Task objective ▸
Go through the entries and count the lines with the string "html" in them. Give only that number.
┄┄┄┄┄┄┄┄┄┄
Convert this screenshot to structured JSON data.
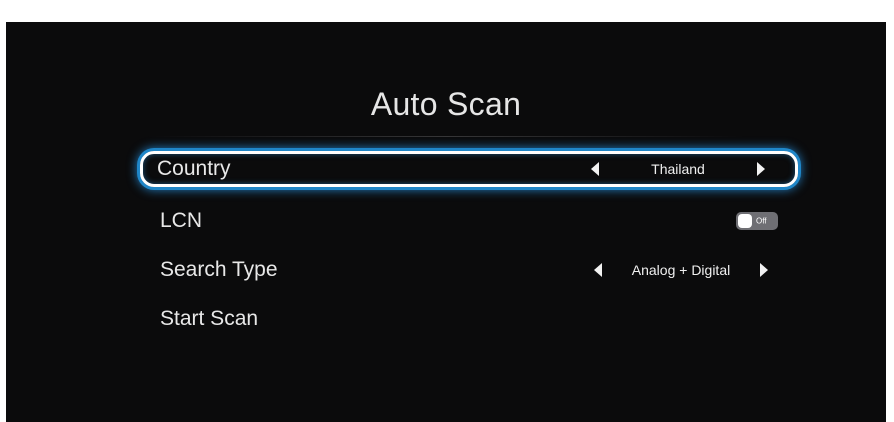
{
  "title": "Auto Scan",
  "colors": {
    "background": "#0b0b0c",
    "focus_border": "#ffffff",
    "focus_glow": "#1f86c8",
    "toggle_off": "#6f6f74"
  },
  "menu": {
    "country": {
      "label": "Country",
      "value": "Thailand",
      "focused": true
    },
    "lcn": {
      "label": "LCN",
      "toggle_state": "Off"
    },
    "search_type": {
      "label": "Search Type",
      "value": "Analog + Digital"
    },
    "start_scan": {
      "label": "Start Scan"
    }
  },
  "icons": {
    "previous": "triangle-left-icon",
    "next": "triangle-right-icon"
  }
}
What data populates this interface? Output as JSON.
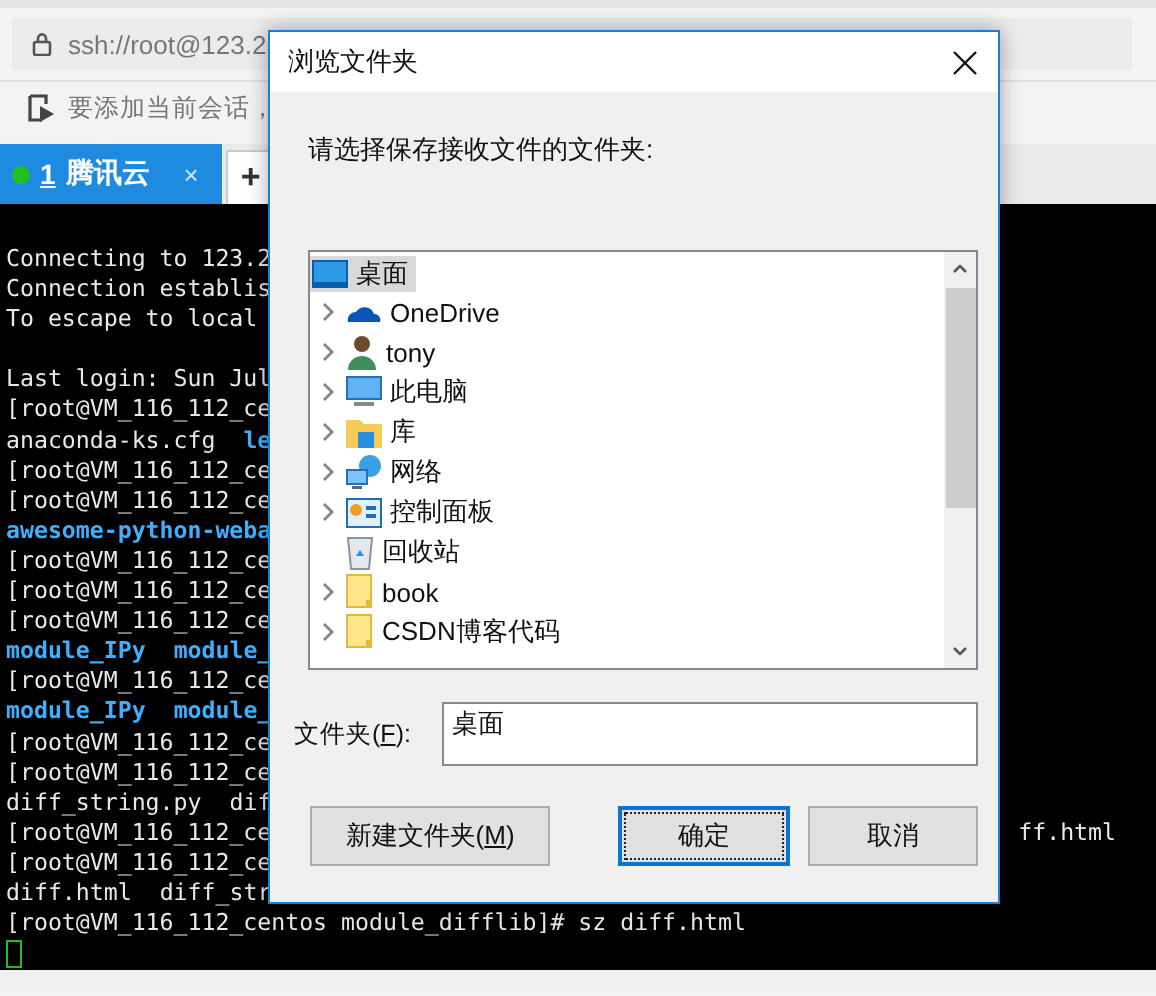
{
  "address_bar": {
    "value": "ssh://root@123.2"
  },
  "toolbar": {
    "hint": "要添加当前会话，"
  },
  "tabs": [
    {
      "number": "1",
      "label": "腾讯云",
      "close": "×",
      "selected": true
    }
  ],
  "new_tab": "+",
  "terminal": {
    "cursor": true,
    "lines": [
      {
        "segments": [
          {
            "text": "Connecting to 123.2",
            "kind": "plain"
          }
        ]
      },
      {
        "segments": [
          {
            "text": "Connection establis",
            "kind": "plain"
          }
        ]
      },
      {
        "segments": [
          {
            "text": "To escape to local",
            "kind": "plain"
          }
        ]
      },
      {
        "kind": "blank"
      },
      {
        "segments": [
          {
            "text": "Last login: Sun Jul",
            "kind": "plain"
          }
        ]
      },
      {
        "segments": [
          {
            "text": "[root@VM_116_112_ce",
            "kind": "plain"
          }
        ]
      },
      {
        "segments": [
          {
            "text": "anaconda-ks.cfg",
            "kind": "plain"
          },
          {
            "text": "le",
            "kind": "dir"
          }
        ]
      },
      {
        "segments": [
          {
            "text": "[root@VM_116_112_ce",
            "kind": "plain"
          }
        ]
      },
      {
        "segments": [
          {
            "text": "[root@VM_116_112_ce",
            "kind": "plain"
          }
        ]
      },
      {
        "segments": [
          {
            "text": "awesome-python-weba",
            "kind": "dir"
          }
        ]
      },
      {
        "segments": [
          {
            "text": "[root@VM_116_112_ce",
            "kind": "plain"
          }
        ]
      },
      {
        "segments": [
          {
            "text": "[root@VM_116_112_ce",
            "kind": "plain"
          }
        ]
      },
      {
        "segments": [
          {
            "text": "[root@VM_116_112_ce",
            "kind": "plain"
          }
        ]
      },
      {
        "segments": [
          {
            "text": "module_IPy",
            "kind": "dir"
          },
          {
            "text": "module_",
            "kind": "dir"
          }
        ]
      },
      {
        "segments": [
          {
            "text": "[root@VM_116_112_ce",
            "kind": "plain"
          }
        ]
      },
      {
        "segments": [
          {
            "text": "module_IPy",
            "kind": "dir"
          },
          {
            "text": "module_",
            "kind": "dir"
          }
        ]
      },
      {
        "segments": [
          {
            "text": "[root@VM_116_112_ce",
            "kind": "plain"
          }
        ]
      },
      {
        "segments": [
          {
            "text": "[root@VM_116_112_ce",
            "kind": "plain"
          }
        ]
      },
      {
        "segments": [
          {
            "text": "diff_string.py",
            "kind": "plain"
          },
          {
            "text": "dif",
            "kind": "plain"
          }
        ]
      },
      {
        "segments": [
          {
            "text": "[root@VM_116_112_ce",
            "kind": "plain"
          },
          {
            "text": "ff.html",
            "kind": "far"
          }
        ]
      },
      {
        "segments": [
          {
            "text": "[root@VM_116_112_ce",
            "kind": "plain"
          }
        ]
      },
      {
        "segments": [
          {
            "text": "diff.html",
            "kind": "plain"
          },
          {
            "text": "diff_str",
            "kind": "plain"
          }
        ]
      },
      {
        "segments": [
          {
            "text": "[root@VM_116_112_centos module_difflib]# sz diff.html",
            "kind": "plain"
          }
        ]
      }
    ]
  },
  "dialog": {
    "title": "浏览文件夹",
    "prompt": "请选择保存接收文件的文件夹:",
    "tree": {
      "label": "桌面",
      "kind": "desktop",
      "selected": true,
      "children": [
        {
          "label": "OneDrive",
          "kind": "cloud",
          "expandable": true,
          "selected": false
        },
        {
          "label": "tony",
          "kind": "user",
          "expandable": true,
          "selected": false
        },
        {
          "label": "此电脑",
          "kind": "computer",
          "expandable": true,
          "selected": false
        },
        {
          "label": "库",
          "kind": "library",
          "expandable": true,
          "selected": false
        },
        {
          "label": "网络",
          "kind": "network",
          "expandable": true,
          "selected": false
        },
        {
          "label": "控制面板",
          "kind": "panel",
          "expandable": true,
          "selected": false
        },
        {
          "label": "回收站",
          "kind": "bin",
          "expandable": false,
          "selected": false
        },
        {
          "label": "book",
          "kind": "folder",
          "expandable": true,
          "selected": false
        },
        {
          "label": "CSDN博客代码",
          "kind": "folder",
          "expandable": true,
          "selected": false
        }
      ]
    },
    "folder_field": {
      "label_before": "文件夹(",
      "mnemonic": "F",
      "label_after": "):",
      "value": "桌面"
    },
    "buttons": [
      {
        "text_before": "新建文件夹(",
        "mnemonic": "M",
        "text_after": ")",
        "default": false
      },
      {
        "text_before": "确定",
        "default": true
      },
      {
        "text_before": "取消",
        "default": false
      }
    ]
  }
}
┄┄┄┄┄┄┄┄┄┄
Solution to the exercise ▸
3